Yet, when it came time to put together A View to a Kill’s end titles, Walken’s name suddenly was ranked No. 2 behind Roger Moore.

Years earlier, there was a preliminary poster for The Spy Who Loved Me. After the title, it had Curt Jurgens first while saying the movie was “introducing” Barbara Bach.

CLIP TO EMBIGGIN
A preliminary version of the poster for The Spy Who Loved Me

But in the final version, Barbara Bach got the No. 2 billing while Curt Jurgens came after (with “as Stromberg”). The poster also lost the “Assistant to the Producer Mike Wilson” credit. Wilson would be back on the Moonraker poster (with a new title, executive producer, and an expanded name, Michael G. Wilson.) He’s been on all the Eon-made Bond posters since as either executive producer, screenwriter or producer.

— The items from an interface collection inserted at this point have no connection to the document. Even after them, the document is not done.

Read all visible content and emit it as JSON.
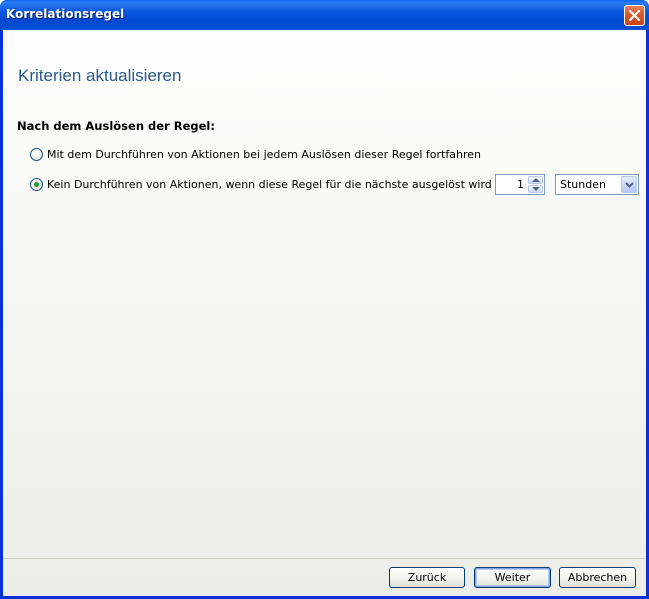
{
  "window": {
    "title": "Korrelationsregel",
    "close_icon": "close-x-icon"
  },
  "page": {
    "title": "Kriterien aktualisieren",
    "section_heading": "Nach dem Auslösen der Regel:"
  },
  "options": [
    {
      "label": "Mit dem Durchführen von Aktionen bei jedem Auslösen dieser Regel fortfahren",
      "checked": false
    },
    {
      "label": "Kein Durchführen von Aktionen, wenn diese Regel für die nächste ausgelöst wird",
      "checked": true
    }
  ],
  "spinner": {
    "value": "1"
  },
  "unit_select": {
    "selected": "Stunden"
  },
  "buttons": {
    "back": "Zurück",
    "next": "Weiter",
    "cancel": "Abbrechen"
  },
  "colors": {
    "titlebar": "#0a57dc",
    "page_title": "#2c5a8a",
    "radio_dot": "#21a121",
    "close_button": "#d9572c"
  }
}
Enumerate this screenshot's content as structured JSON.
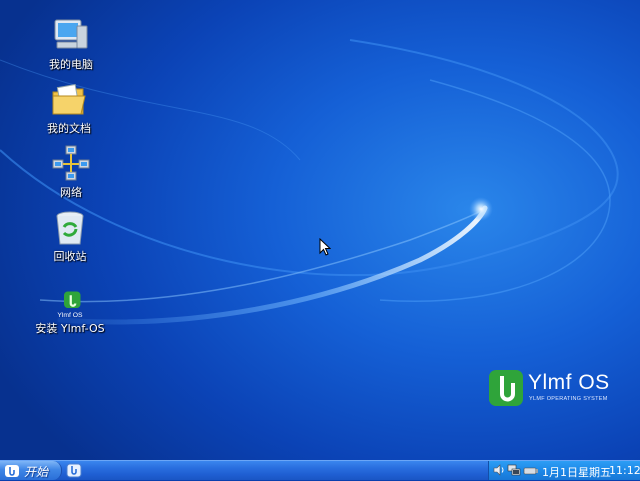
{
  "desktop": {
    "icons": [
      {
        "label": "我的电脑",
        "icon": "my-computer-icon"
      },
      {
        "label": "我的文档",
        "icon": "my-documents-icon"
      },
      {
        "label": "网络",
        "icon": "network-icon"
      },
      {
        "label": "回收站",
        "icon": "recycle-bin-icon"
      },
      {
        "label": "安装 Ylmf-OS",
        "icon": "ylmf-installer-icon",
        "icon_text": "Ylmf OS"
      }
    ],
    "brand": {
      "title": "Ylmf OS",
      "subtitle": "YLMF OPERATING SYSTEM"
    }
  },
  "taskbar": {
    "start_label": "开始",
    "quick_launch": [
      "show-desktop-icon"
    ],
    "tray": {
      "icons": [
        "volume-icon",
        "network-status-icon",
        "usb-device-icon"
      ],
      "date": "1月1日星期五",
      "time": "11:12"
    }
  },
  "colors": {
    "desktop_blue": "#1560d6",
    "taskbar_blue": "#2a6fe0",
    "tray_blue": "#1d88e8",
    "brand_green": "#2fa43a"
  }
}
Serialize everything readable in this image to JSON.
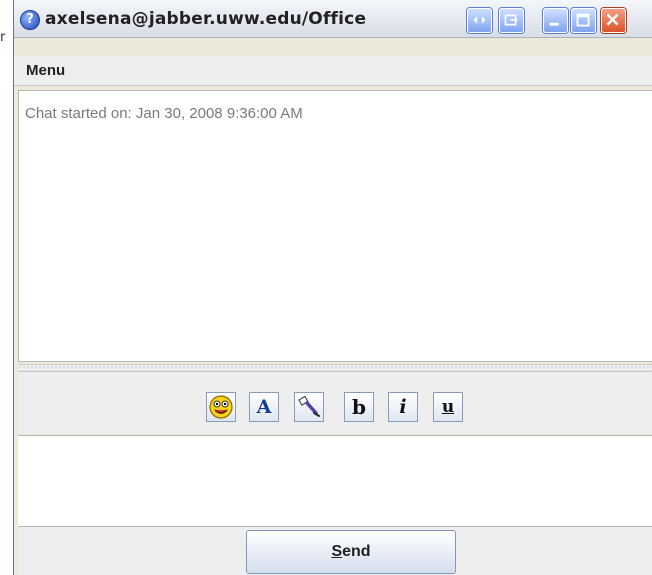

The version below of Spy’s poster may have been from a re-release given the “MGM/UA” studio credit.

The Spy Who Loved Me poster

UPDATE: Reader Gary J. Firuta passes along a couple of other poster credits tidbits.

With Goldfinger, Albert R. Broccoli and Harry Saltzman alternated their “present” and “produced by” credits on the poster. Broccoli is listed first for “present” while Saltzman is first for “produced by.”

With You Only Live Twice, Sean Connery is the only member of cast referenced (“Sean Connery Is James Bond”).

Jessica Walter, versatile actress, dies at 80

Jessica Walter in Counter-Stroke, a third-season episode of The FBI

Jessica Walter, a versatile actress whose career spanned decades, has died at 80, Deadline: Hollywood reported.

Early in her career, she was part of the “QM Players” actors who frequently appeared in television shows produced by Quinn Martin. That included six episodes of The FBI as well as installments of Cannon, The Streets of San Francisco and Barnaby Jones.

Her many other credits included the 1966 film Grand Prix and 1971’s Play Misty for Me as well as episodes of TV series such as It Takes a Thief, McCloud, Ironside, Mannix, Mission: Impossible and Wonder Woman. Her 21st century credits included doing voice work for the Archer cartoon series.

Walter’s IMDB.COM entry has 161 acting credits. She won an Emmy award for Amy Prentiss, a short-lived series that was spun off from Ironside.